**Requirement:**
Please reproduce the data below exactly, from the first line to the last.

**Available records:**
#####
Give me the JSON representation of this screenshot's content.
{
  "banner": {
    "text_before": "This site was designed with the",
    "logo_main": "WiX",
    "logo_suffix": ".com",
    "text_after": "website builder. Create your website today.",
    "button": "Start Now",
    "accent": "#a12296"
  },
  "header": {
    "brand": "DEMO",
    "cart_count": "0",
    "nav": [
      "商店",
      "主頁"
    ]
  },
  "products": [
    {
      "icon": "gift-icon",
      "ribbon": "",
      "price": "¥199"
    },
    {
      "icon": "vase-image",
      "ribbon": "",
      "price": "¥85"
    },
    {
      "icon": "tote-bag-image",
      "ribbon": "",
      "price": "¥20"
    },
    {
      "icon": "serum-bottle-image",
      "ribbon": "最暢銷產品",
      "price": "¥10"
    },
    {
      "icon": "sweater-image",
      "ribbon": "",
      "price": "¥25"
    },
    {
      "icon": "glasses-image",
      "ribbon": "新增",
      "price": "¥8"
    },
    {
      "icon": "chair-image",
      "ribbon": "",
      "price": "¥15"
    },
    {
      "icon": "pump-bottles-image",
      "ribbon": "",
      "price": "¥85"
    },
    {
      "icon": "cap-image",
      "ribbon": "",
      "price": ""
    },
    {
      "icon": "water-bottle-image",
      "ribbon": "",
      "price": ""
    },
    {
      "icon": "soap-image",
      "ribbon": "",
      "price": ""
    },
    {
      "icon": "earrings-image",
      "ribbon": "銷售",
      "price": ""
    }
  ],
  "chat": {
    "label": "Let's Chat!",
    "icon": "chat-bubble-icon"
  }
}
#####
**Written response:**
Give me the JSON representation of this screenshot's content.
{
  "banner": {
    "text_before": "This site was designed with the",
    "logo_main": "WiX",
    "logo_suffix": ".com",
    "text_after": "website builder. Create your website today.",
    "button": "Start Now",
    "accent": "#a12296"
  },
  "header": {
    "brand": "DEMO",
    "cart_count": "0",
    "nav": [
      "商店",
      "主頁"
    ]
  },
  "products": [
    {
      "icon": "gift-icon",
      "ribbon": "",
      "price": "¥199"
    },
    {
      "icon": "vase-image",
      "ribbon": "",
      "price": "¥85"
    },
    {
      "icon": "tote-bag-image",
      "ribbon": "",
      "price": "¥20"
    },
    {
      "icon": "serum-bottle-image",
      "ribbon": "最暢銷產品",
      "price": "¥10"
    },
    {
      "icon": "sweater-image",
      "ribbon": "",
      "price": "¥25"
    },
    {
      "icon": "glasses-image",
      "ribbon": "新增",
      "price": "¥8"
    },
    {
      "icon": "chair-image",
      "ribbon": "",
      "price": "¥15"
    },
    {
      "icon": "pump-bottles-image",
      "ribbon": "",
      "price": "¥85"
    },
    {
      "icon": "cap-image",
      "ribbon": "",
      "price": ""
    },
    {
      "icon": "water-bottle-image",
      "ribbon": "",
      "price": ""
    },
    {
      "icon": "soap-image",
      "ribbon": "",
      "price": ""
    },
    {
      "icon": "earrings-image",
      "ribbon": "銷售",
      "price": ""
    }
  ],
  "chat": {
    "label": "Let's Chat!",
    "icon": "chat-bubble-icon"
  }
}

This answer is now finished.